France mourns the 130 people killed in the November 13 Paris attacks, with President Francois Hollande leading a solemn ceremony in honour of the victims. Families of those killed in the attacks, claimed by the Islamic State of Iraq and the Levant (ISIL) group, joined some of the wounded at ceremonies on Friday at the Invalides, the gilded 17th-century complex in central Paris that houses a military hospital and museum and Napoleon’s tomb.
The tribute will be “national and republican”, an official at the Elysee presidential palace said, referring to the French republic’s creed of liberty, equality and fraternity. “It will take place in sobriety and solemnity, reflected by the beauty of the surroundings.” Hollande will break from a whirlwind diplomatic bid to build a broad military coalition to defeat ISIL. The marathon has taken him from Paris to Washington to Moscow in just a few days.

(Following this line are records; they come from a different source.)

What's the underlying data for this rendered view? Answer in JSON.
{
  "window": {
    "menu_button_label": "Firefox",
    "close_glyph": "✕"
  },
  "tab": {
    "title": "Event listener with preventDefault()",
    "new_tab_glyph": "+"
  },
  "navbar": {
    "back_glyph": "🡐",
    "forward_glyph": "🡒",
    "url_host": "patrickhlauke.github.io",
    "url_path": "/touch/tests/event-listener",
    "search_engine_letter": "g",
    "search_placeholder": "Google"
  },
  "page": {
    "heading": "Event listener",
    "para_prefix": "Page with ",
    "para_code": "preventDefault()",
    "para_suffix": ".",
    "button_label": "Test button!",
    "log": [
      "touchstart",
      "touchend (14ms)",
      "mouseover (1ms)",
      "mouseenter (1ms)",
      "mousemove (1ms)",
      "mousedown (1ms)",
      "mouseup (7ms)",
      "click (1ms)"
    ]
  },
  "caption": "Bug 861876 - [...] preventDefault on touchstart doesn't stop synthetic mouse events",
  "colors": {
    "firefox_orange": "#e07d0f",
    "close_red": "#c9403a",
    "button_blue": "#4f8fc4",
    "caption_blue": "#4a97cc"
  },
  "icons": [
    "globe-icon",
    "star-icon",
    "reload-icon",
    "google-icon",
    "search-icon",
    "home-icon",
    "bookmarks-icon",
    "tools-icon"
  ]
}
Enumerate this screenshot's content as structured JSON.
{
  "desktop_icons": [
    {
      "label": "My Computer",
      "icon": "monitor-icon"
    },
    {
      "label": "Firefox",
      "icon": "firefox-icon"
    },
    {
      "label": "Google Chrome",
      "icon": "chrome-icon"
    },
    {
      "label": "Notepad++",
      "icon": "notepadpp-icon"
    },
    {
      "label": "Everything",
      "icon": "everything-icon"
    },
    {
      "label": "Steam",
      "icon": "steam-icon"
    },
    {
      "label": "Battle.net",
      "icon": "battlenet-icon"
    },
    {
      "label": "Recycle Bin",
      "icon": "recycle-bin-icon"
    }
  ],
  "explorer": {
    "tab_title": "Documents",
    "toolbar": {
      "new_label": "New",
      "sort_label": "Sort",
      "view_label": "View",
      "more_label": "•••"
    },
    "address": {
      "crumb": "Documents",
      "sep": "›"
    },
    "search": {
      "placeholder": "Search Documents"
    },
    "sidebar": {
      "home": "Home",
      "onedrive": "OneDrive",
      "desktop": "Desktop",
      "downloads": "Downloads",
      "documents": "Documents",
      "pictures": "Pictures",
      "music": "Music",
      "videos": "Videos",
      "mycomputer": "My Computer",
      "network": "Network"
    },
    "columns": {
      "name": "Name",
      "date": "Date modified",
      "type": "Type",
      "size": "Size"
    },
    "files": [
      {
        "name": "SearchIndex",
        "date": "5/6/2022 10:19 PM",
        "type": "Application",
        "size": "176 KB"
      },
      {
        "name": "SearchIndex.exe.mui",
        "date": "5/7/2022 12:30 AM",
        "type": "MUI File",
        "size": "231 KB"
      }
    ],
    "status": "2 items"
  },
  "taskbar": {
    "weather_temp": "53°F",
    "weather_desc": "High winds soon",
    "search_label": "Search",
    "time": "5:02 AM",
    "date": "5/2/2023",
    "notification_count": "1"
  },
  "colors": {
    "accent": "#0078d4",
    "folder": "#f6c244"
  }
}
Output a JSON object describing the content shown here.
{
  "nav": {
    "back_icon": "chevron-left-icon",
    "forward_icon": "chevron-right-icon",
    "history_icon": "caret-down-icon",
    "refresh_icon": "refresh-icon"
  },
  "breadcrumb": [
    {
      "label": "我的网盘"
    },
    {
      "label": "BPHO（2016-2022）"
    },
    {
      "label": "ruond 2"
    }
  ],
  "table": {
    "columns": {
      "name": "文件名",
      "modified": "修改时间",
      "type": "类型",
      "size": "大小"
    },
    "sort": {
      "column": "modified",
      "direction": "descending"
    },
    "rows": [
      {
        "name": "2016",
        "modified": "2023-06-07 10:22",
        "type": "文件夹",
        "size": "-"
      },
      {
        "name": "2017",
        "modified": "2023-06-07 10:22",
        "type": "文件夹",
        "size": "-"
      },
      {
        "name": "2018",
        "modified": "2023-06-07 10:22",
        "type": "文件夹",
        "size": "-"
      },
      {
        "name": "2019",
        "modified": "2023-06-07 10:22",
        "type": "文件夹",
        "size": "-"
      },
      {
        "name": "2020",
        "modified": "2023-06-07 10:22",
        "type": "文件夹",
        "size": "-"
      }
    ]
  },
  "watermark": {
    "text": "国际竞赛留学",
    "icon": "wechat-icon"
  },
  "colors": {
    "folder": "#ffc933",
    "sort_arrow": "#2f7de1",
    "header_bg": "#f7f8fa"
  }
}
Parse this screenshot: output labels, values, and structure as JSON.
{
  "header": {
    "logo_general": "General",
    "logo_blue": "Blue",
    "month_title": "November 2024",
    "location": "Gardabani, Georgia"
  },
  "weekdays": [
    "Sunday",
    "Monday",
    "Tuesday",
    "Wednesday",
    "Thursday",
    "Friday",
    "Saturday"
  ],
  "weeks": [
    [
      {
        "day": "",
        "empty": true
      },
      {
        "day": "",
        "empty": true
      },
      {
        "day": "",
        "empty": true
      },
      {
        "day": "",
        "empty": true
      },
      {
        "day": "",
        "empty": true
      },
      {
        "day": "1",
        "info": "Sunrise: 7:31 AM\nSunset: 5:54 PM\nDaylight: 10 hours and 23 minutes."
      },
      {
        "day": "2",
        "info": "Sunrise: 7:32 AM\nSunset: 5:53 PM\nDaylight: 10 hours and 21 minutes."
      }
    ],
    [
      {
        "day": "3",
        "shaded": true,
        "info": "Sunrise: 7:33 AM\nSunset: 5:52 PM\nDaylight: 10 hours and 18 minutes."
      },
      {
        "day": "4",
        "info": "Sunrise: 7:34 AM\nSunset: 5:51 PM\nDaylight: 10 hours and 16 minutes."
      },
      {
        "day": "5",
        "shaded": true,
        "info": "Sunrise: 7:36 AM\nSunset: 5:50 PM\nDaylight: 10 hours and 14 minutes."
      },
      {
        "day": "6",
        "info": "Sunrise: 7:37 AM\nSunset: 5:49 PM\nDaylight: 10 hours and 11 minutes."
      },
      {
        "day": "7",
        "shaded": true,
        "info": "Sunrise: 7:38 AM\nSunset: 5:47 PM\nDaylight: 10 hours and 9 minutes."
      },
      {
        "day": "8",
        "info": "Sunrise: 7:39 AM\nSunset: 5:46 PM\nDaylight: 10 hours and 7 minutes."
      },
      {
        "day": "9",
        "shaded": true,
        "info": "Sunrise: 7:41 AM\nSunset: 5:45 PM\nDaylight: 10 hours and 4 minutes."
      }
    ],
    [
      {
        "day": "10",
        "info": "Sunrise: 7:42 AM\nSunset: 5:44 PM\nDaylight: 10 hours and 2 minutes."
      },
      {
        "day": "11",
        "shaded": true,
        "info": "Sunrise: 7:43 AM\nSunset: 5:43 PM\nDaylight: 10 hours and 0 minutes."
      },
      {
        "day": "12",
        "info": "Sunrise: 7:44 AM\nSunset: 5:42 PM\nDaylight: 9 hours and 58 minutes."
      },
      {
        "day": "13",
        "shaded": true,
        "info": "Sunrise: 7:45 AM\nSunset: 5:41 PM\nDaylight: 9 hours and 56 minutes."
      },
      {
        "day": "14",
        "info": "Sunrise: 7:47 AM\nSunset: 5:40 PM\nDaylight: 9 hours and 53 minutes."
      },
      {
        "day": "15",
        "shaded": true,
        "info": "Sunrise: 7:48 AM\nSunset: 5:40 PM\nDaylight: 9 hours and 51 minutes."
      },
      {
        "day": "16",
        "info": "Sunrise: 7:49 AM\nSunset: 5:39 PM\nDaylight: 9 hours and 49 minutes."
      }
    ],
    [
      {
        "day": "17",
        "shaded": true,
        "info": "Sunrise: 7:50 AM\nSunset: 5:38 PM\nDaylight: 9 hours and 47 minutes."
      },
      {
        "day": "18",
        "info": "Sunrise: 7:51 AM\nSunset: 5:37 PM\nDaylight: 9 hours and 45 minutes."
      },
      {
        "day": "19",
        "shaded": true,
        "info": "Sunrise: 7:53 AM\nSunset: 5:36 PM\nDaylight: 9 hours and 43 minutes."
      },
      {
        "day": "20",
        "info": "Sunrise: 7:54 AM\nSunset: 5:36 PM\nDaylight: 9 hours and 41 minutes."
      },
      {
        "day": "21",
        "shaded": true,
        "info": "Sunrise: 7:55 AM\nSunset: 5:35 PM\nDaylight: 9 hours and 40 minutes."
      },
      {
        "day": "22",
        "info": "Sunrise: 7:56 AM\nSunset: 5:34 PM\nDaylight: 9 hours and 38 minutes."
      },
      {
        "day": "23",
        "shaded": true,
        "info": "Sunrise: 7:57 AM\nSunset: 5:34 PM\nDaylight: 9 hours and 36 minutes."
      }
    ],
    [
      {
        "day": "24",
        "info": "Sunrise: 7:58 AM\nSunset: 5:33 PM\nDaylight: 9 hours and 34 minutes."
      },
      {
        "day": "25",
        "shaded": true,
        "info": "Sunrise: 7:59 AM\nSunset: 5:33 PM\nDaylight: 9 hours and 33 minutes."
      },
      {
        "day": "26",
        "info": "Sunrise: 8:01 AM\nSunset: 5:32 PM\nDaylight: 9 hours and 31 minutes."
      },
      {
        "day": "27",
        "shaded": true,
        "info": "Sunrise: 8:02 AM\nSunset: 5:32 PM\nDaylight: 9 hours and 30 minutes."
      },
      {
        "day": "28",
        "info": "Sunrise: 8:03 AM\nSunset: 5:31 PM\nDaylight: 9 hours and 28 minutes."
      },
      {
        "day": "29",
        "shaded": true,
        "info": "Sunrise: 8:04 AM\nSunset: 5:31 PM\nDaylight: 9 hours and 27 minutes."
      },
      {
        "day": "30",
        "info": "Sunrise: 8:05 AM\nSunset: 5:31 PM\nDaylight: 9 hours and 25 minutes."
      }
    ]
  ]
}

He is expected to make a 20-minute address at the one-hour ceremony, which will be shown live on television. In the run-up to the commemoration, Hollande called on the French to hang out the Tricolour: “Every French citizen can take part [in the tribute] by taking the opportunity to deck their home with a blue, white and red flag, the colours of France,” government spokesman Stephane Le Foll quoted Hollande as saying.